I thanked her sheepishly and turned around to search for another elevator. But there were none, only the ‘Express’ was there somehow caught at the top on a intimidating hook. The cable of the hook disappeared into the darkness as it seems that floor 29 had a very high roof.


“How do I get to floor 5 if there is only one elevator?” I asked the friendly woman who was still at my side writing feverishly on a note board.
“You’ll have to take the same one back to floor one and then take another elevator to floor 5. Otherwise, you can take the stairs, since elevators aren’t really allowed up here. You’ll first have to get this one released.” as she gestured with her pen at the hook atop of the elevator.
“So, the elevator has been impounded?” I asked a frown furrowing my forehead. How bizarre!
“Yes, in a manner of speaking. You can pay your fine at the main office.”
What? I thought as she teared off the slip form her board and handed it to me. I took the piece of paper. So much for an express elevator if it’s not allowed. Sounds like a bureaucratic tax trap.


I read the note; with neat penmanship it informed me that my fine was ZAR 2000. Just as I sucked in breath to protest this outrageous form of taxation and declaring that I’d rather take the stairs instead, she promptly stated,

“The main office is on the far side over there” again pointing with her pen, “You’ll have to pay before you are allowed to leave the floor.”


Still wanting to protest, I paused when I saw that the woman’s motherly demeanor had vanished and has been replaced by a high school principal’s scowl.
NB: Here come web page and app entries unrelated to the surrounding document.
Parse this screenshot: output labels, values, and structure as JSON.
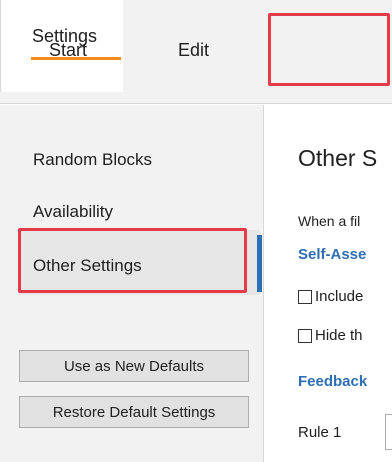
{
  "tabs": {
    "start": "Start",
    "edit": "Edit",
    "settings": "Settings"
  },
  "sidebar": {
    "items": [
      {
        "label": "Random Blocks",
        "selected": false
      },
      {
        "label": "Availability",
        "selected": false
      },
      {
        "label": "Other Settings",
        "selected": true
      }
    ],
    "use_defaults_label": "Use as New Defaults",
    "restore_label": "Restore Default Settings"
  },
  "content": {
    "title": "Other S",
    "description": "When a fil",
    "section_self_assessment": "Self-Asse",
    "checkbox_1_label": "Include",
    "checkbox_2_label": "Hide th",
    "section_feedback": "Feedback",
    "rule_label": "Rule 1"
  },
  "colors": {
    "accent_underline": "#f28a1a",
    "highlight_box": "#e33b4a",
    "section_heading": "#2e6fb3"
  }
}
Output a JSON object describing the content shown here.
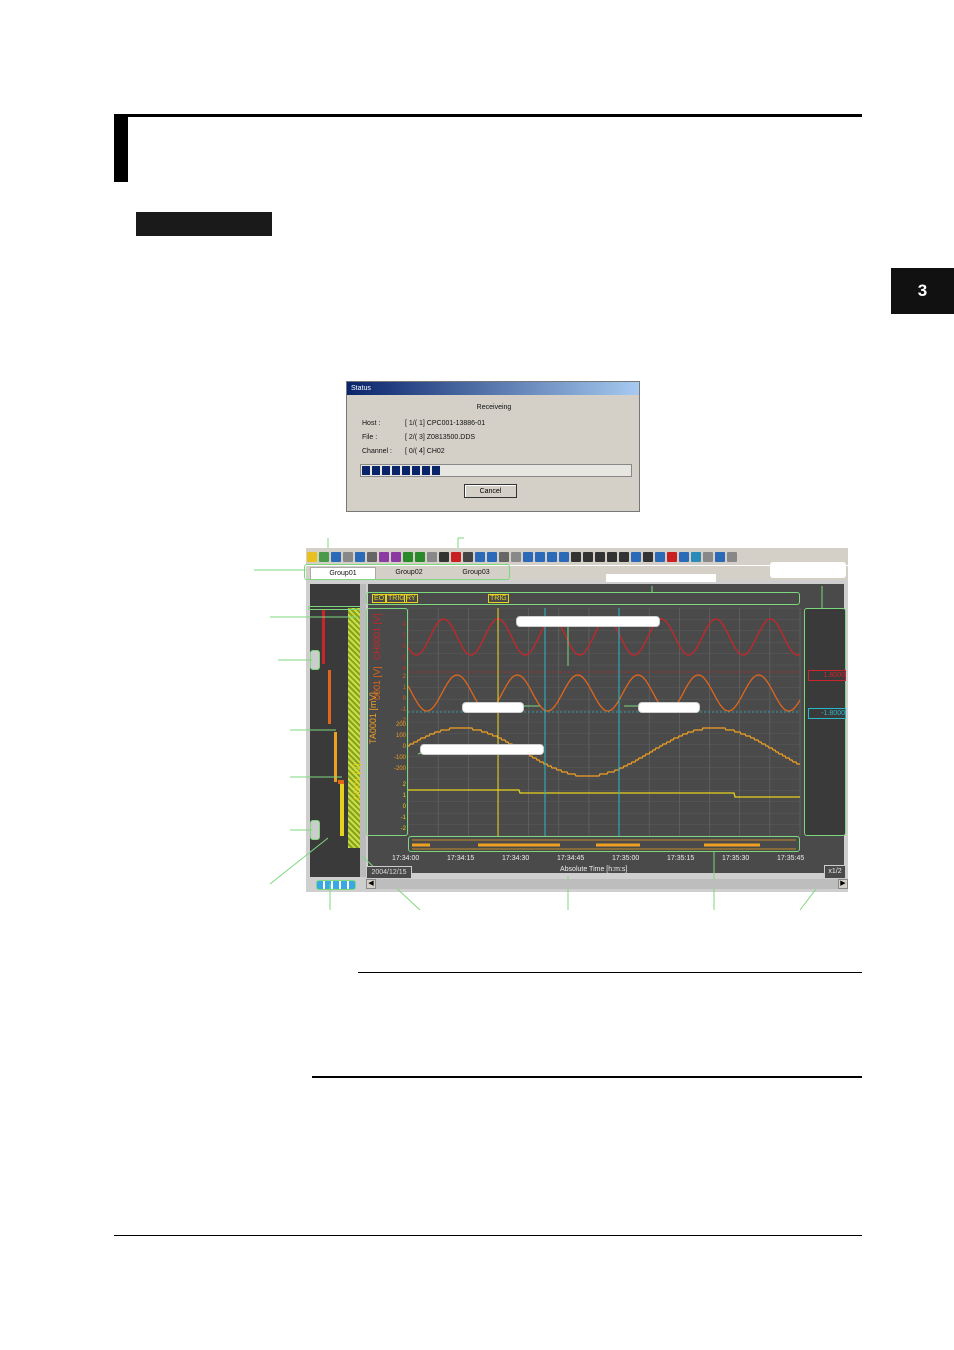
{
  "page": {
    "chapter_tab": "3"
  },
  "status_dialog": {
    "title": "Status",
    "state": "Receiveing",
    "host_label": "Host :",
    "host_value": "[ 1/( 1] CPC001-13886-01",
    "file_label": "File :",
    "file_value": "[ 2/( 3] Z0813500.DDS",
    "channel_label": "Channel :",
    "channel_value": "[ 0/( 4] CH02",
    "progress": 0.3,
    "cancel_label": "Cancel"
  },
  "app": {
    "tabs": [
      "Group01",
      "Group02",
      "Group03"
    ],
    "event_marks": [
      "EO",
      "TRIG",
      "RY",
      "TRIG"
    ],
    "channels": [
      "CH01 [V]",
      "TA0001 [mV]",
      "0001 [V]",
      "CH0001 [V]"
    ],
    "y_ticks_top": [
      "4",
      "2",
      "0",
      "-2",
      "-4"
    ],
    "y_ticks_mid": [
      "2",
      "1",
      "0",
      "-1",
      "-2"
    ],
    "y_ticks_low": [
      "200",
      "100",
      "0",
      "-100",
      "-200"
    ],
    "y_ticks_bot": [
      "2",
      "1",
      "0",
      "-1",
      "-2"
    ],
    "right_values": [
      "1.8000",
      "-1.8000"
    ],
    "date": "2004/12/15",
    "x_ticks": [
      "17:34:00",
      "17:34:15",
      "17:34:30",
      "17:34:45",
      "17:35:00",
      "17:35:15",
      "17:35:30",
      "17:35:45"
    ],
    "x_axis_label": "Absolute Time [h:m:s]",
    "zoom": "x1/2",
    "colors": {
      "plot_bg": "#4a4a4a",
      "trace_red": "#c8262a",
      "trace_orange": "#e0661c",
      "trace_amber": "#f0a020",
      "trace_yellow": "#e6d21e",
      "cursor_cyan": "#2ab8c8",
      "callout_green": "#7dd87d"
    }
  }
}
I decided that I’d rather take it up with management at the main office. I turned towards the main office and took a step forward. Again, a similar backwards sway occurred as with the elevator as though I am walking across a rope bridge. My stomach flip flopped and I returned my foot to its prior position. What the? Then, I made the mistake of looking down…


I was standing on top of a stack of huge boxes, those used for printer paper. The stack was so tall that I could not see the floor below. The whole floor seems to have been replaced by these stacks of printer paper boxes, each of them swaying slightly with instability.


I looked up in horror to see that the benches against the walls upon which people sat were also propped up on these stilts, so was the walkway! Even the round woman at my side occupied her own tower.


What kind of a place is this?!


One of those weird dreams… Trying my hand at some fictional storytelling – I should write about my strange dreams more often LOL!

Short story: ~ 1200 words

2 thoughts on “Floor 29 – Short Story

Leave a Reply to Tanzelle Cancel reply

Fill in your details below or click an icon to log in:

WordPress.com Logo

You are commenting using your WordPress.com account. Log Out /  Change )

Google photo

You are commenting using your Google account. Log Out /  Change )

Twitter picture

You are commenting using your Twitter account. Log Out /  Change )

Facebook photo

You are commenting using your Facebook account. Log Out /  Change )

Connecting to %s